A new survey by Mumsnet and Gransnet of 1,096 women in the UK, 71% of whom are going through or have gone through perimenopause, and 51% of whom are going through or have gone through menopause, has found further evidence that a fear of the breast cancer risk is stopping many women from taking HRT. The National Institute for Health and Care Excellence (NICE) guidelines on menopause are very clear that ‘for the majority of women, the benefits of taking HRT outweigh any risks’ and ‘oestrogen‑only HRT causes little or no change in the risk of breast cancer.’
Just 22% of those who are currently perimenopausal, and 38% of those who are currently menopausal, say they are taking HRT. 41% of those who are perimenopausal, and 40% of those who are currently menopausal, say they are worried about increasing their own risk of breast cancer if they take HRT.
14% of Mumsnet and Gransnet users in our survey say they’ve found it difficult to get a doctor to prescribe HRT. And many spoke about being stonewalled by their GPs:
I've heard it's really difficult to get and I haven’t got the energy to argue with my doctor.
My GP doesn’t think I am perimenopausal, I do.
My GP refused me HRT and would not refer me.
Of those not taking HRT, 28% say they don’t like taking medication at all unless it’s strictly necessary, and 15% say they wanted to push through without medication. 34% said they aren’t taking HRT because their symptoms are not affecting their life too badly.
Mumsnet Founder Justine Roberts said: 'Every day on Mumsnet and Gransnet we see women speaking about how badly menopause symptoms affect their lives in every aspect, from sex and mental health to work and sleep, yet the medicine that can address these symptoms is kept out of their reach.'
Dr Louise Newson, a GP and menopause specialist who holds an Advanced Menopause Specialist certificate with FSRH and the BMS, said: 'It’s important to remember that the risk of breast cancer is most influenced by factors you can’t do much about (such as age and family history) as well as three you can do something about (weight, alcohol intake and exercise). These risk factors are associated with a greater risk of breast cancer than taking any type of HRT. I believe – and NICE guidelines tell us – that most women would benefit from taking HRT to help with their symptoms of perimenopause and menopause and also help protect their future health from heart disease, osteoporosis and dementia.'

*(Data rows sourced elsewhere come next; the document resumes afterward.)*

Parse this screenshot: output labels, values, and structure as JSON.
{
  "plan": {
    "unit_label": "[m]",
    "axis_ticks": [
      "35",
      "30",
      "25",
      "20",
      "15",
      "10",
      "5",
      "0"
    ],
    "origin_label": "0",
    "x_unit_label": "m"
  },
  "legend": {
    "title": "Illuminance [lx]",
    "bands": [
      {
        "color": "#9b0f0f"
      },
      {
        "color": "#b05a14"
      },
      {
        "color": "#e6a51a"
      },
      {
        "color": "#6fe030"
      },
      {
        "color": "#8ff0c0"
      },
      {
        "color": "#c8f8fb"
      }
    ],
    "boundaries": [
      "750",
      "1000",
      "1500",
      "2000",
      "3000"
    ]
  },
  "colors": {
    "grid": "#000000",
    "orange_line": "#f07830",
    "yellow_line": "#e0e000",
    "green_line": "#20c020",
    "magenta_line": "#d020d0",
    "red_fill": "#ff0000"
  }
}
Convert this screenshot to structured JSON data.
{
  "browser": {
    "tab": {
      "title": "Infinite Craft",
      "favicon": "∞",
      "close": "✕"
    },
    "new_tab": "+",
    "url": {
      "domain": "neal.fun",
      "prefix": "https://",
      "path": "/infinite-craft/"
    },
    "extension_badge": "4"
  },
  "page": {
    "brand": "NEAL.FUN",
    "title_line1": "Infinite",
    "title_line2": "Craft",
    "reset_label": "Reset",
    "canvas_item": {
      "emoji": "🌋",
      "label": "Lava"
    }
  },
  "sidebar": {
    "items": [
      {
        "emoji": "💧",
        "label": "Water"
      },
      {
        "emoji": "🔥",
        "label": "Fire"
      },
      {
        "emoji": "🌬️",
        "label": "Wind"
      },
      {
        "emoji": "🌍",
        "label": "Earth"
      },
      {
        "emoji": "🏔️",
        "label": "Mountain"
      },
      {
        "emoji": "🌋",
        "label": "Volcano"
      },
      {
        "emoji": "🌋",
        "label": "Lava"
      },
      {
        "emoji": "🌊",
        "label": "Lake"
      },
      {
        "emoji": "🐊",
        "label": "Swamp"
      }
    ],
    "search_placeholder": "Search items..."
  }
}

Survey, undertaken between 20 May and 7 June 2021, of 1,096 women in the UK, 848 of whom have gone through or are currently going through perimenopause or menopause. The data is not weighted.